#### DATASET CONTENT:
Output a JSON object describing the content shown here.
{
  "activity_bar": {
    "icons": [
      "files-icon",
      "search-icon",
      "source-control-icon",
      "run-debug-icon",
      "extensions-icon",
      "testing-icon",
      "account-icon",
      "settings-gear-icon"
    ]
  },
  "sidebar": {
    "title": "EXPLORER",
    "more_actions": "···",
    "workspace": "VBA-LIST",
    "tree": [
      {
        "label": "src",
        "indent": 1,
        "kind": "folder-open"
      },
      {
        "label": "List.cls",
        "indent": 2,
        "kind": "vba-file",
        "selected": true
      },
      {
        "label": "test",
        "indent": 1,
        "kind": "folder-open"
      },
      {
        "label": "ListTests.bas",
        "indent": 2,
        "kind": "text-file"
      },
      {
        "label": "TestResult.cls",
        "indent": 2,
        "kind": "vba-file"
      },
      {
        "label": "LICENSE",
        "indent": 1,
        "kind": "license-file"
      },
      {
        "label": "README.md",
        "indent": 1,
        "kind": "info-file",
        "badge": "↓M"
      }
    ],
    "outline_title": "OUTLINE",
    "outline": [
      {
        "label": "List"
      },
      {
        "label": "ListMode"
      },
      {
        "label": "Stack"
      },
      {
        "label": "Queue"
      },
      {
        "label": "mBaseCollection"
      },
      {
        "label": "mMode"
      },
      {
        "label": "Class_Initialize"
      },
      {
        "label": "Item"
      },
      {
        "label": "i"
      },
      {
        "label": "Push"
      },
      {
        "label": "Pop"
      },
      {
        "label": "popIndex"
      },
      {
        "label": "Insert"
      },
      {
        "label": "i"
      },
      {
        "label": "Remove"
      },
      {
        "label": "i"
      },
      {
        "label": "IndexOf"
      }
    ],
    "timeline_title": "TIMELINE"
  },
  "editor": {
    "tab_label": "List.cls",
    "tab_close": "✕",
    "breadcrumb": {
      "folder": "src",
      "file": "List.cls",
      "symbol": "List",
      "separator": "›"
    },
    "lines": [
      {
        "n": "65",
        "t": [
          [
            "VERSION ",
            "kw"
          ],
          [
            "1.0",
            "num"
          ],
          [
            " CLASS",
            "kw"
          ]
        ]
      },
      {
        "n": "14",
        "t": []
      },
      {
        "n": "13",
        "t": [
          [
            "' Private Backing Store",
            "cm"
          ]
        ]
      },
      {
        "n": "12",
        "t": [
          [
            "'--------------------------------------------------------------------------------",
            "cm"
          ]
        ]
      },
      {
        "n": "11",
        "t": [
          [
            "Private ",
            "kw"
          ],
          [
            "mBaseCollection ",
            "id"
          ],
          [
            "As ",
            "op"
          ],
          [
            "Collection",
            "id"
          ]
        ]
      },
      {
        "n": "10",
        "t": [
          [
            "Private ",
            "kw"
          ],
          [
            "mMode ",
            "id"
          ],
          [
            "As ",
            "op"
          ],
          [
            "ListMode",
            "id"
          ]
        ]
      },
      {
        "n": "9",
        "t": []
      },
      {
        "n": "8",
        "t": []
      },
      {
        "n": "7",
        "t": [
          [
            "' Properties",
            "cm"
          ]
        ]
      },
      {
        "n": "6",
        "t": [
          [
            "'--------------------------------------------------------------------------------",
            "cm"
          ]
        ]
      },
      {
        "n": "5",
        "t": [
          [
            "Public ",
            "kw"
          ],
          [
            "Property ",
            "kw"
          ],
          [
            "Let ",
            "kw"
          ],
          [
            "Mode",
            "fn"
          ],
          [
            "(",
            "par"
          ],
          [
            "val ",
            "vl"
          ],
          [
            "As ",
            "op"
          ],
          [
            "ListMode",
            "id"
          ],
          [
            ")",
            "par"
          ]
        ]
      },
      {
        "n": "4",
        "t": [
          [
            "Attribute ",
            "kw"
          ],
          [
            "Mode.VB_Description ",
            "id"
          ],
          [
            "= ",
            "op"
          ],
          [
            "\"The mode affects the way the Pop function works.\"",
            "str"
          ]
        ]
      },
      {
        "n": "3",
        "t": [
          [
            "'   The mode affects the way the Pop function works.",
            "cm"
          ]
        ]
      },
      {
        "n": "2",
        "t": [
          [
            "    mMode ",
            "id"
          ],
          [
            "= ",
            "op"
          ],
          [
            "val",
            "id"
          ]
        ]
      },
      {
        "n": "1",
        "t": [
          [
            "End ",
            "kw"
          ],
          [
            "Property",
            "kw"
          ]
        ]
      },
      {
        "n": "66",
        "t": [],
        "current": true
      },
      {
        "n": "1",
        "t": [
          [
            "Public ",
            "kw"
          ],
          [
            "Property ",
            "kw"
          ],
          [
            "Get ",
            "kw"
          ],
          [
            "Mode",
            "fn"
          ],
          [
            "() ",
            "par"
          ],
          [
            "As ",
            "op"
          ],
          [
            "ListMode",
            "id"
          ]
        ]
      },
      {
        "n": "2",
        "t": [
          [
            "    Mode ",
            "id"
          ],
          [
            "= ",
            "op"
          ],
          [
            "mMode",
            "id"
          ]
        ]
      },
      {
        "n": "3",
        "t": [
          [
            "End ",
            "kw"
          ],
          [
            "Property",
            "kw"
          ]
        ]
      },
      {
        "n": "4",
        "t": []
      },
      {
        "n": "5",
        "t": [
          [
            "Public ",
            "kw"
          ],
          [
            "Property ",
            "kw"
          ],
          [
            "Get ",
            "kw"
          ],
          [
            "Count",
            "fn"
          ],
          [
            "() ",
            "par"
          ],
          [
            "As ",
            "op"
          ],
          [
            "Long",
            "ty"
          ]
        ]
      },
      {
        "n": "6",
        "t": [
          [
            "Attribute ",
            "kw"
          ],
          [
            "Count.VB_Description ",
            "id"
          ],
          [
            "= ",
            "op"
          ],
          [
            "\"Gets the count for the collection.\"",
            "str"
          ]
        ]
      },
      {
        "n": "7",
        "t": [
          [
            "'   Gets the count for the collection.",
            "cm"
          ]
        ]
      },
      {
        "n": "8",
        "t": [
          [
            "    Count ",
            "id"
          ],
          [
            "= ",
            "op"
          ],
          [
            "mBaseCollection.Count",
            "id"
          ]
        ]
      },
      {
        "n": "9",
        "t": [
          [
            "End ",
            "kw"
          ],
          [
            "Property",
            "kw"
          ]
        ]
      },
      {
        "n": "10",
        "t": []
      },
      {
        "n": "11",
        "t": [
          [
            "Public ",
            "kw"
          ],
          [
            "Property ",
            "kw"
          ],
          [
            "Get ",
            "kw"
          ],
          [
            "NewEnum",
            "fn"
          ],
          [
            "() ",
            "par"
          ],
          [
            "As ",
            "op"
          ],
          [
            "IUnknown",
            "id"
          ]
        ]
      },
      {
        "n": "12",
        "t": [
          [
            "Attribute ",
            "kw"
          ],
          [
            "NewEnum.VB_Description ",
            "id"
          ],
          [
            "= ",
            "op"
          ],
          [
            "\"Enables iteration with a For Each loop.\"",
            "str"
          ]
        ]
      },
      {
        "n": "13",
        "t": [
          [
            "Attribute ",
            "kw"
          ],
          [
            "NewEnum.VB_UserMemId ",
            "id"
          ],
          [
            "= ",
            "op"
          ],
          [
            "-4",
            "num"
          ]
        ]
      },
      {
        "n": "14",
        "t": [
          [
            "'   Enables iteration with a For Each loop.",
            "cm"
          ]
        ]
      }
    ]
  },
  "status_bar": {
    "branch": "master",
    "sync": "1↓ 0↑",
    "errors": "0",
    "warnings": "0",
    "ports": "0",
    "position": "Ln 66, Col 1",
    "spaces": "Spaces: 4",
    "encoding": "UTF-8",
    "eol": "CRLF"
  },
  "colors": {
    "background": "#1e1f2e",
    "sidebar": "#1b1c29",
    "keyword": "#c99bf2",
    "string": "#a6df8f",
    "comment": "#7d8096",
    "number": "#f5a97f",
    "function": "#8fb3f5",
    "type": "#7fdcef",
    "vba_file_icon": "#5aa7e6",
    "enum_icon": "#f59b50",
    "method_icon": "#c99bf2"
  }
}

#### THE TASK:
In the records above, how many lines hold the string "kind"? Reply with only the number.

#### EXERCISE RESPONSE:
7